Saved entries
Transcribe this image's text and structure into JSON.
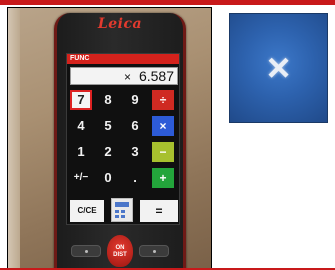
{
  "device": {
    "brand": "Leica",
    "screen": {
      "mode": "FUNC",
      "display": {
        "operator": "×",
        "value": "6.587"
      },
      "keys": [
        [
          "7",
          "8",
          "9",
          "÷"
        ],
        [
          "4",
          "5",
          "6",
          "×"
        ],
        [
          "1",
          "2",
          "3",
          "−"
        ],
        [
          "+/−",
          "0",
          ".",
          "+"
        ]
      ],
      "bottom": {
        "clear": "C/CE",
        "equals": "="
      }
    },
    "pad": {
      "on_label": "ON",
      "dist_label": "DIST"
    }
  },
  "inset": {
    "symbol": "×"
  },
  "colors": {
    "accent": "#c8191a",
    "divide": "#cf2a22",
    "multiply": "#2d5bd7",
    "subtract": "#a7c02e",
    "add": "#23a53b"
  }
}
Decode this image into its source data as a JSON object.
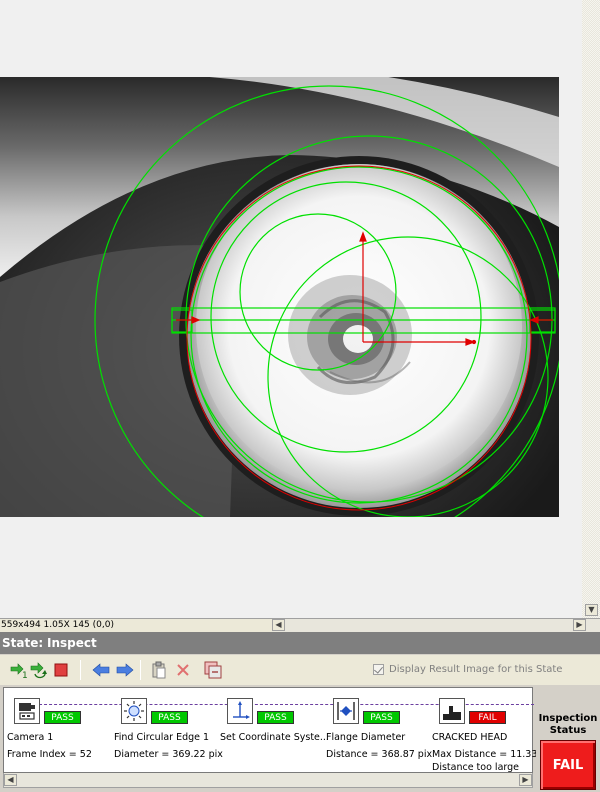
{
  "image_status": {
    "info": "559x494 1.05X 145   (0,0)"
  },
  "state": {
    "label": "State:",
    "value": "Inspect"
  },
  "toolbar": {
    "display_result_label": "Display Result Image for this State",
    "display_result_checked": true,
    "buttons": [
      "run-once-icon",
      "run-continuous-icon",
      "stop-icon",
      "step-back-icon",
      "step-forward-icon",
      "paste-step-icon",
      "delete-step-icon",
      "copy-state-icon"
    ]
  },
  "steps": [
    {
      "icon": "camera-icon",
      "name": "Camera 1",
      "status": "PASS",
      "result": "Frame Index = 52",
      "result2": ""
    },
    {
      "icon": "circular-edge-icon",
      "name": "Find Circular Edge 1",
      "status": "PASS",
      "result": "Diameter = 369.22 pix",
      "result2": ""
    },
    {
      "icon": "coordinate-system-icon",
      "name": "Set Coordinate Syste...",
      "status": "PASS",
      "result": "",
      "result2": ""
    },
    {
      "icon": "caliper-icon",
      "name": "Flange Diameter",
      "status": "PASS",
      "result": "Distance = 368.87 pix",
      "result2": ""
    },
    {
      "icon": "threshold-icon",
      "name": "CRACKED HEAD",
      "status": "FAIL",
      "result": "Max Distance = 11.33",
      "result2": "Distance too large"
    }
  ],
  "inspection_status": {
    "title": "Inspection Status",
    "value": "FAIL"
  },
  "colors": {
    "pass": "#00c800",
    "fail": "#e00000",
    "overlay_green": "#00e000",
    "overlay_red": "#e00000"
  }
}
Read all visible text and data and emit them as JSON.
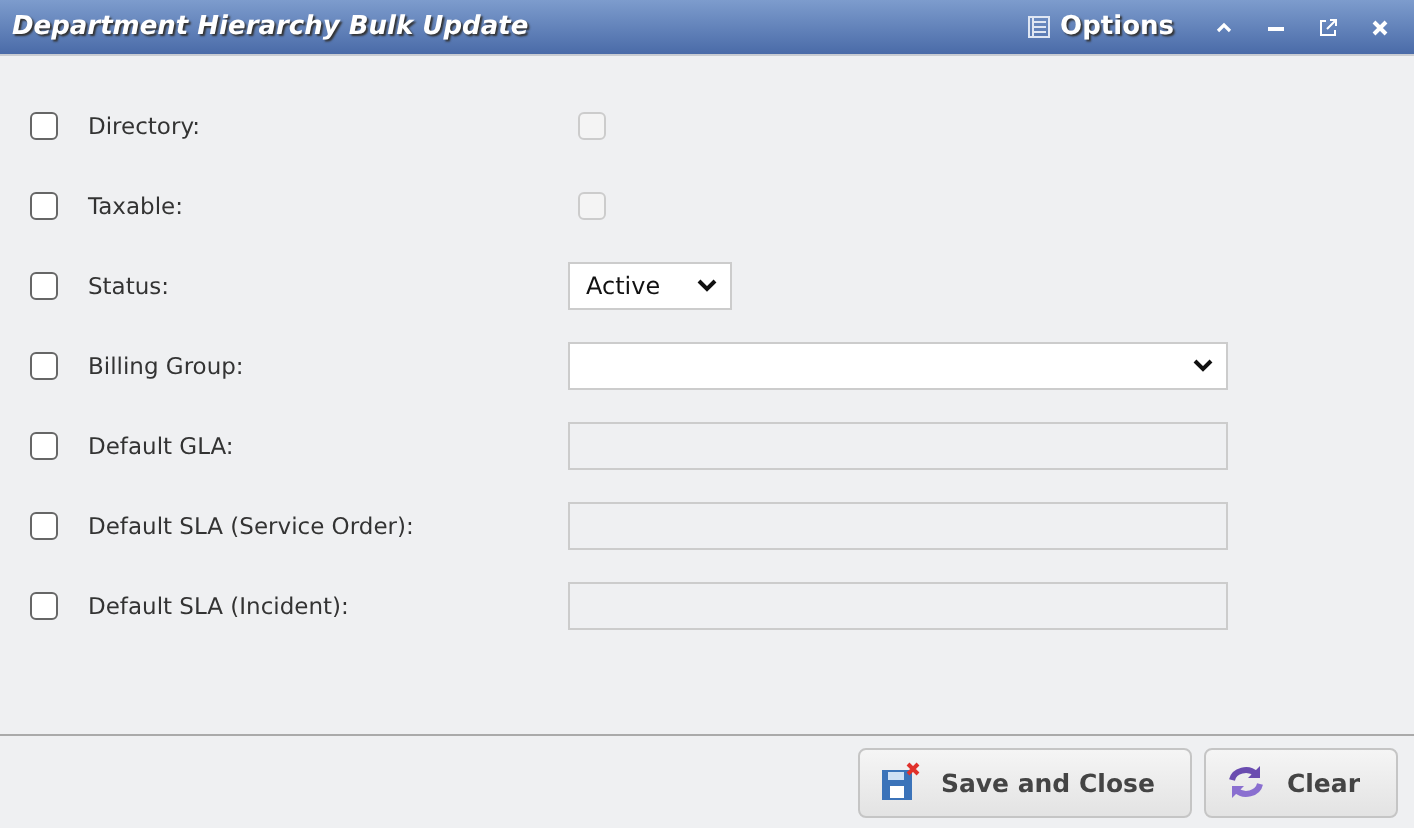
{
  "window": {
    "title": "Department Hierarchy Bulk Update",
    "options_label": "Options"
  },
  "fields": [
    {
      "label": "Directory:",
      "included": false,
      "kind": "checkbox",
      "checked": false,
      "disabled": true
    },
    {
      "label": "Taxable:",
      "included": false,
      "kind": "checkbox",
      "checked": false,
      "disabled": true
    },
    {
      "label": "Status:",
      "included": false,
      "kind": "compact-select",
      "value": "Active"
    },
    {
      "label": "Billing Group:",
      "included": false,
      "kind": "select"
    },
    {
      "label": "Default GLA:",
      "included": false,
      "kind": "input"
    },
    {
      "label": "Default SLA (Service Order):",
      "included": false,
      "kind": "input"
    },
    {
      "label": "Default SLA (Incident):",
      "included": false,
      "kind": "input"
    }
  ],
  "buttons": [
    {
      "label": "Save and Close",
      "kind": "save"
    },
    {
      "label": "Clear",
      "kind": "clear"
    }
  ]
}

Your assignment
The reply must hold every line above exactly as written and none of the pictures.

Exercise output
Transcribe this image's text and structure into JSON.
{
  "device": {
    "brand": "Leica",
    "screen": {
      "mode": "FUNC",
      "display": {
        "operator": "×",
        "value": "6.587"
      },
      "keys": [
        [
          "7",
          "8",
          "9",
          "÷"
        ],
        [
          "4",
          "5",
          "6",
          "×"
        ],
        [
          "1",
          "2",
          "3",
          "−"
        ],
        [
          "+/−",
          "0",
          ".",
          "+"
        ]
      ],
      "bottom": {
        "clear": "C/CE",
        "equals": "="
      }
    },
    "pad": {
      "on_label": "ON",
      "dist_label": "DIST"
    }
  },
  "inset": {
    "symbol": "×"
  },
  "colors": {
    "accent": "#c8191a",
    "divide": "#cf2a22",
    "multiply": "#2d5bd7",
    "subtract": "#a7c02e",
    "add": "#23a53b"
  }
}
Decode this image into its source data as a JSON object.
{
  "image_status": {
    "info": "559x494 1.05X 145   (0,0)"
  },
  "state": {
    "label": "State:",
    "value": "Inspect"
  },
  "toolbar": {
    "display_result_label": "Display Result Image for this State",
    "display_result_checked": true,
    "buttons": [
      "run-once-icon",
      "run-continuous-icon",
      "stop-icon",
      "step-back-icon",
      "step-forward-icon",
      "paste-step-icon",
      "delete-step-icon",
      "copy-state-icon"
    ]
  },
  "steps": [
    {
      "icon": "camera-icon",
      "name": "Camera 1",
      "status": "PASS",
      "result": "Frame Index = 52",
      "result2": ""
    },
    {
      "icon": "circular-edge-icon",
      "name": "Find Circular Edge 1",
      "status": "PASS",
      "result": "Diameter = 369.22 pix",
      "result2": ""
    },
    {
      "icon": "coordinate-system-icon",
      "name": "Set Coordinate Syste...",
      "status": "PASS",
      "result": "",
      "result2": ""
    },
    {
      "icon": "caliper-icon",
      "name": "Flange Diameter",
      "status": "PASS",
      "result": "Distance = 368.87 pix",
      "result2": ""
    },
    {
      "icon": "threshold-icon",
      "name": "CRACKED HEAD",
      "status": "FAIL",
      "result": "Max Distance = 11.33",
      "result2": "Distance too large"
    }
  ],
  "inspection_status": {
    "title": "Inspection Status",
    "value": "FAIL"
  },
  "colors": {
    "pass": "#00c800",
    "fail": "#e00000",
    "overlay_green": "#00e000",
    "overlay_red": "#e00000"
  }
}
Read all visible text and data and emit them as JSON.
{
  "window": {
    "title": "Department Hierarchy Bulk Update",
    "options_label": "Options"
  },
  "fields": [
    {
      "label": "Directory:",
      "included": false,
      "kind": "checkbox",
      "checked": false,
      "disabled": true
    },
    {
      "label": "Taxable:",
      "included": false,
      "kind": "checkbox",
      "checked": false,
      "disabled": true
    },
    {
      "label": "Status:",
      "included": false,
      "kind": "compact-select",
      "value": "Active"
    },
    {
      "label": "Billing Group:",
      "included": false,
      "kind": "select"
    },
    {
      "label": "Default GLA:",
      "included": false,
      "kind": "input"
    },
    {
      "label": "Default SLA (Service Order):",
      "included": false,
      "kind": "input"
    },
    {
      "label": "Default SLA (Incident):",
      "included": false,
      "kind": "input"
    }
  ],
  "buttons": [
    {
      "label": "Save and Close",
      "kind": "save"
    },
    {
      "label": "Clear",
      "kind": "clear"
    }
  ]
}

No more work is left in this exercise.